Michael Chilazi, MD, is an internal medicine resident at Johns Hopkins Medicine. Twitter: @mchilazi.
Garima Sharma, MD, is assistant professor of medicine at Johns Hopkins University School of Medicine. Twitter: @garimasharma.
Marios Arvanitis, MD, is a cardiovascular disease fellow at Johns Hopkins Medicine.
Thorsten Leucker, MD, PhD, is associate director of the cardiology fellowship program and assistant professor of medicine at Johns Hopkins University School of Medicine. Twitter: @tleucker.
Roger S. Blumenthal, MD, is director of the Johns Hopkins Ciccarone Center for the Prevention of Cardiovascular Disease and professor of medicine at Johns Hopkins University School of Medicine. He is also the editor of the Prevention section of the Cardiology Today Editorial Board. Twitter: @rblument1.
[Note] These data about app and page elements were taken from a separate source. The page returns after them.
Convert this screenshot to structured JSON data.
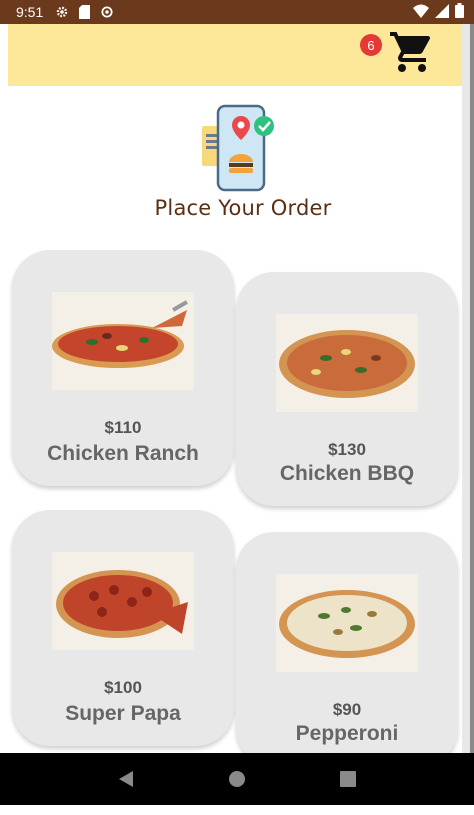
{
  "status_bar": {
    "time": "9:51",
    "left_icons": [
      "gear-icon",
      "sd-card-icon",
      "sync-icon"
    ],
    "right_icons": [
      "wifi-icon",
      "signal-icon",
      "battery-icon"
    ]
  },
  "app_bar": {
    "cart_icon": "shopping-cart-icon",
    "cart_count": "6",
    "background": "#fde89a"
  },
  "header": {
    "title": "Place Your Order",
    "illustration": "phone-order-illustration"
  },
  "products": [
    {
      "name": "Chicken Ranch",
      "price": "$110"
    },
    {
      "name": "Chicken BBQ",
      "price": "$130"
    },
    {
      "name": "Super Papa",
      "price": "$100"
    },
    {
      "name": "Pepperoni",
      "price": "$90"
    }
  ],
  "nav_bar": {
    "buttons": [
      "back-icon",
      "home-icon",
      "recents-icon"
    ]
  },
  "colors": {
    "status_bar": "#6b3a1c",
    "card": "#e8e8e8",
    "title": "#5b2f14",
    "badge": "#e53935"
  }
}
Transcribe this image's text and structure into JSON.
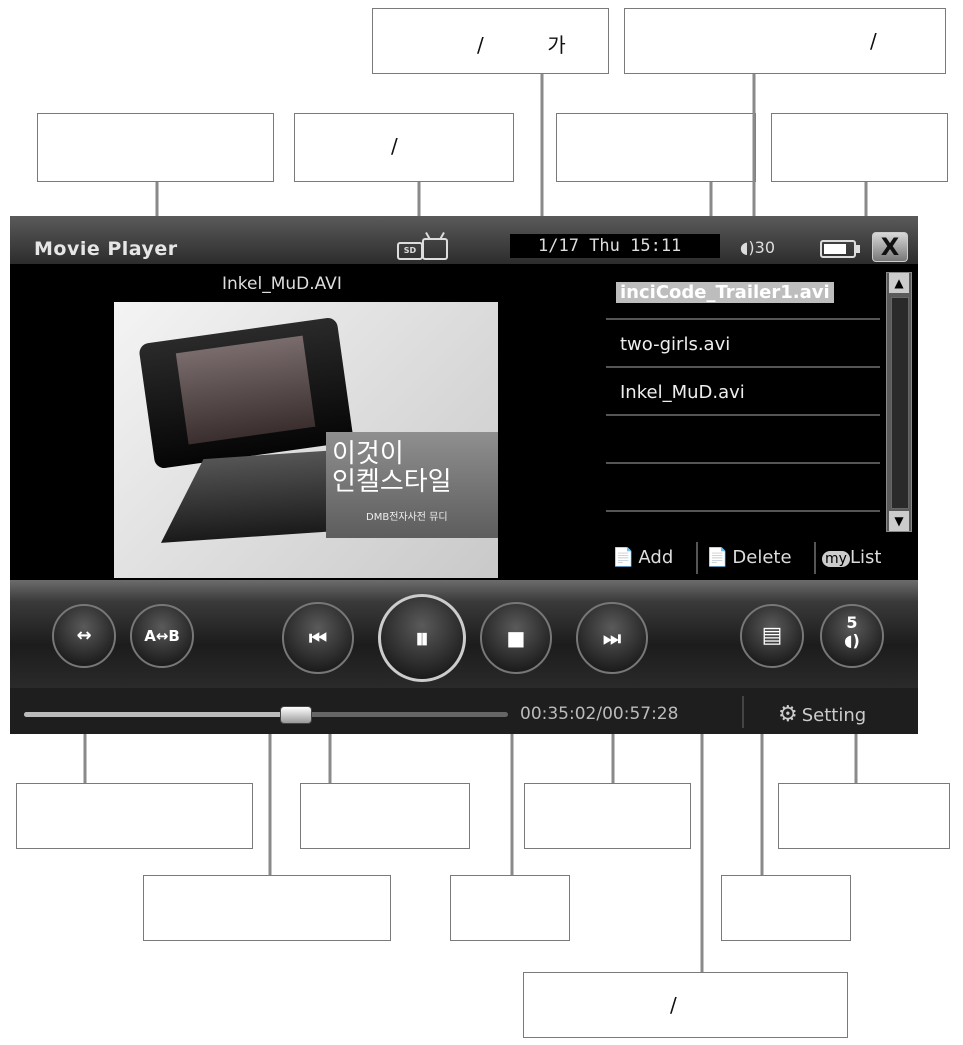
{
  "callouts": {
    "add_caption": "/          가",
    "delete_caption": "/",
    "pause_caption": "/",
    "time_caption": "/"
  },
  "player": {
    "app_title": "Movie Player",
    "sd_badge": "SD",
    "clock": "1/17 Thu 15:11",
    "volume_label": "30",
    "close_label": "X",
    "now_playing": "Inkel_MuD.AVI",
    "video_text_line1": "이것이",
    "video_text_line2": "인켈스타일",
    "video_text_small": "DMB전자사전 뮤디",
    "playlist": [
      {
        "name": "inciCode_Trailer1.avi",
        "selected": true
      },
      {
        "name": "two-girls.avi",
        "selected": false
      },
      {
        "name": "Inkel_MuD.avi",
        "selected": false
      }
    ],
    "list_buttons": {
      "add": "Add",
      "delete": "Delete",
      "my": "my",
      "list": "List"
    },
    "controls": {
      "repeat_ab": "A↔B",
      "volume_level": "5"
    },
    "progress": 0.56,
    "time_display": "00:35:02/00:57:28",
    "setting_label": "Setting"
  }
}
Seth S. Martin, MD, MHS, is director of the Johns Hopkins Ciccarone Center’s Advanced Lipid Disorders Program and associate professor of medicine at Johns Hopkins University School of Medicine. He is also a member of the Cardiology Today Editorial Board. Twitter: @sethshaymartin. The authors can be reached at Johns Hopkins Ciccarone Center for the Prevention of Cardiovascular Disease, Division of Cardiology, Johns Hopkins University School of Medicine, 600 N. Wolfe St., Halsted 560, Baltimore, MD 21827.